*Record set*.
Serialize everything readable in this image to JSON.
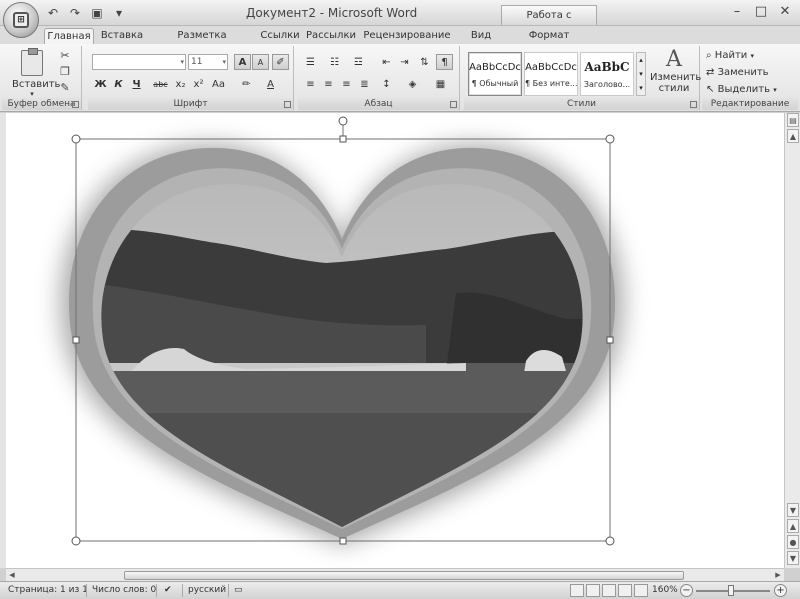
{
  "window": {
    "title": "Документ2 - Microsoft Word",
    "context_tab_header": "Работа с рисунками"
  },
  "tabs": [
    {
      "label": "Главная",
      "active": true
    },
    {
      "label": "Вставка",
      "active": false
    },
    {
      "label": "Разметка страницы",
      "active": false
    },
    {
      "label": "Ссылки",
      "active": false
    },
    {
      "label": "Рассылки",
      "active": false
    },
    {
      "label": "Рецензирование",
      "active": false
    },
    {
      "label": "Вид",
      "active": false
    },
    {
      "label": "Формат",
      "active": false
    }
  ],
  "ribbon": {
    "clipboard": {
      "label": "Буфер обмена",
      "paste_label": "Вставить"
    },
    "font": {
      "label": "Шрифт",
      "font_name": "",
      "font_size": "11",
      "bold": "Ж",
      "italic": "К",
      "underline": "Ч",
      "strike": "abc",
      "subscript": "x₂",
      "superscript": "x²",
      "change_case": "Aa",
      "grow": "A",
      "shrink": "A",
      "font_color": "A"
    },
    "paragraph": {
      "label": "Абзац",
      "pilcrow": "¶"
    },
    "styles": {
      "label": "Стили",
      "items": [
        {
          "sample": "AaBbCcDc",
          "name": "¶ Обычный"
        },
        {
          "sample": "AaBbCcDc",
          "name": "¶ Без инте..."
        },
        {
          "sample": "AaBbC",
          "name": "Заголово..."
        }
      ],
      "change_styles_line1": "Изменить",
      "change_styles_line2": "стили"
    },
    "editing": {
      "label": "Редактирование",
      "find": "Найти",
      "replace": "Заменить",
      "select": "Выделить"
    }
  },
  "statusbar": {
    "page": "Страница: 1 из 1",
    "words": "Число слов: 0",
    "language": "русский",
    "zoom": "160%"
  },
  "colors": {
    "ribbon_bg": "#e8e8e8",
    "heart_frame": "#9a9a9a",
    "selection_handle": "#ffffff"
  }
}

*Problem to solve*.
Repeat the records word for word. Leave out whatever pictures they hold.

*Answer*.
Serialize everything readable in this image to JSON.
{
  "window": {
    "title": "Документ2 - Microsoft Word",
    "context_tab_header": "Работа с рисунками"
  },
  "tabs": [
    {
      "label": "Главная",
      "active": true
    },
    {
      "label": "Вставка",
      "active": false
    },
    {
      "label": "Разметка страницы",
      "active": false
    },
    {
      "label": "Ссылки",
      "active": false
    },
    {
      "label": "Рассылки",
      "active": false
    },
    {
      "label": "Рецензирование",
      "active": false
    },
    {
      "label": "Вид",
      "active": false
    },
    {
      "label": "Формат",
      "active": false
    }
  ],
  "ribbon": {
    "clipboard": {
      "label": "Буфер обмена",
      "paste_label": "Вставить"
    },
    "font": {
      "label": "Шрифт",
      "font_name": "",
      "font_size": "11",
      "bold": "Ж",
      "italic": "К",
      "underline": "Ч",
      "strike": "abc",
      "subscript": "x₂",
      "superscript": "x²",
      "change_case": "Aa",
      "grow": "A",
      "shrink": "A",
      "font_color": "A"
    },
    "paragraph": {
      "label": "Абзац",
      "pilcrow": "¶"
    },
    "styles": {
      "label": "Стили",
      "items": [
        {
          "sample": "AaBbCcDc",
          "name": "¶ Обычный"
        },
        {
          "sample": "AaBbCcDc",
          "name": "¶ Без инте..."
        },
        {
          "sample": "AaBbC",
          "name": "Заголово..."
        }
      ],
      "change_styles_line1": "Изменить",
      "change_styles_line2": "стили"
    },
    "editing": {
      "label": "Редактирование",
      "find": "Найти",
      "replace": "Заменить",
      "select": "Выделить"
    }
  },
  "statusbar": {
    "page": "Страница: 1 из 1",
    "words": "Число слов: 0",
    "language": "русский",
    "zoom": "160%"
  },
  "colors": {
    "ribbon_bg": "#e8e8e8",
    "heart_frame": "#9a9a9a",
    "selection_handle": "#ffffff"
  }
}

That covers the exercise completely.